I went to Rick Spain's gym this morning to train Jiu Jitsu with Henry, March, Matt, Barwin, and Leeroy this morning. Something I plan to do a lot more often.
We were running through the stuff John Will taught us at his last seminar on Advanced Spider Guard.
We managed to come up with a couple of new options riffing off the "Alternate Side Spider Guard Sweep", used when you try to get the leg lasso and he pulls his elbow back to his hip to stop you. So you instead get your shin under the alternate side armpit, and kick the leg up and over to sweep him to that side (see the previous blog post for detail on the sweep).

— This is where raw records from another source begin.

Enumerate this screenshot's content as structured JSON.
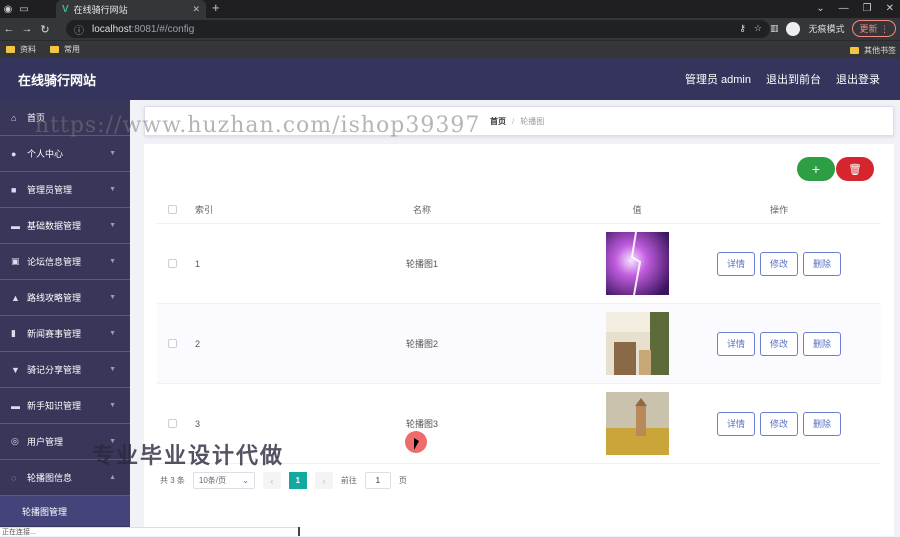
{
  "browser": {
    "tab_title": "在线骑行网站",
    "url_host": "localhost",
    "url_path": ":8081/#/config",
    "profile_label": "无痕模式",
    "update_label": "更新",
    "bookmarks": [
      "资料",
      "常用"
    ],
    "other_bookmarks": "其他书签",
    "status_text": "正在连接..."
  },
  "header": {
    "site_title": "在线骑行网站",
    "admin_label": "管理员 admin",
    "front_label": "退出到前台",
    "logout_label": "退出登录"
  },
  "sidebar": {
    "items": [
      {
        "label": "首页",
        "icon": "home-icon",
        "glyph": "⌂",
        "chevron": false
      },
      {
        "label": "个人中心",
        "icon": "user-icon",
        "glyph": "●",
        "chevron": true
      },
      {
        "label": "管理员管理",
        "icon": "admin-icon",
        "glyph": "■",
        "chevron": true
      },
      {
        "label": "基础数据管理",
        "icon": "data-icon",
        "glyph": "▬",
        "chevron": true
      },
      {
        "label": "论坛信息管理",
        "icon": "forum-icon",
        "glyph": "▣",
        "chevron": true
      },
      {
        "label": "路线攻略管理",
        "icon": "route-icon",
        "glyph": "▲",
        "chevron": true
      },
      {
        "label": "新闻赛事管理",
        "icon": "news-icon",
        "glyph": "▮",
        "chevron": true
      },
      {
        "label": "骑记分享管理",
        "icon": "share-icon",
        "glyph": "▼",
        "chevron": true
      },
      {
        "label": "新手知识管理",
        "icon": "knowledge-icon",
        "glyph": "▬",
        "chevron": true
      },
      {
        "label": "用户管理",
        "icon": "users-icon",
        "glyph": "◎",
        "chevron": true
      },
      {
        "label": "轮播图信息",
        "icon": "carousel-icon",
        "glyph": "◌",
        "chevron": true
      }
    ],
    "sub_item": "轮播图管理"
  },
  "breadcrumb": {
    "home": "首页",
    "current": "轮播图"
  },
  "table": {
    "headers": {
      "index": "索引",
      "name": "名称",
      "value": "值",
      "ops": "操作"
    },
    "rows": [
      {
        "index": "1",
        "name": "轮播图1"
      },
      {
        "index": "2",
        "name": "轮播图2"
      },
      {
        "index": "3",
        "name": "轮播图3"
      }
    ],
    "actions": {
      "detail": "详情",
      "edit": "修改",
      "delete": "删除"
    }
  },
  "pagination": {
    "total": "共 3 条",
    "page_size": "10条/页",
    "current_page": "1",
    "goto_label": "前往",
    "goto_value": "1",
    "page_suffix": "页"
  },
  "overlays": {
    "watermark": "https://www.huzhan.com/ishop39397",
    "promo": "专业毕业设计代做"
  },
  "colors": {
    "header_bg": "#35345c",
    "sidebar_bg": "#38375a",
    "add_button": "#2e9e45",
    "delete_button": "#d5262d",
    "pager_active": "#13a8a0"
  }
}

Barwin inconveniently countered the sweep by posting up on his outside foot. Within five minutes we had collectively come up with a counter to that counter, and a variation of the sweep to preemptively prevent the counter.
The sweep modification that prevents the counter:
Set up the sweep as above, but instead of putting your R foot flat on the floor, take it across the front of him and hook his R hip with your R instep. Sweep similarly to before. You won't get the same amount of drive unless you are flexible and strong, but anyone should be able to more or less twist his body to the left so he falls onto his back.
The counter to the counter:
You have your L leg under his L armpit, both grips, and have your R foot on the floor. You try to sweep him to your L by lifting with the L leg, pushing with the R foot, and pulling the grips. He counters the sweep by posting with his R foot. Throw your R leg over his head and hook behind itwith the knee, push the L knee through so your ankle is in his armpit and pull hard on the R arm to set up an armbar. He may fall over, no problem, just finish from wherever you are. Similar to the "armbar waltz".
Similar but different armbar technique shown in the middle of this clip by a couple of Caio Terra and a couple of his training buds:
This clip is interesting because it gives a whole new sequence of techniques if the guy has one knee up - "combat base".
This is Jiu Jitsu. Trying a technique, finding a problem or a counter to it, and working ways to either neutralize that problem or counter, or use it to your advantage. Definitely a thinking person's art.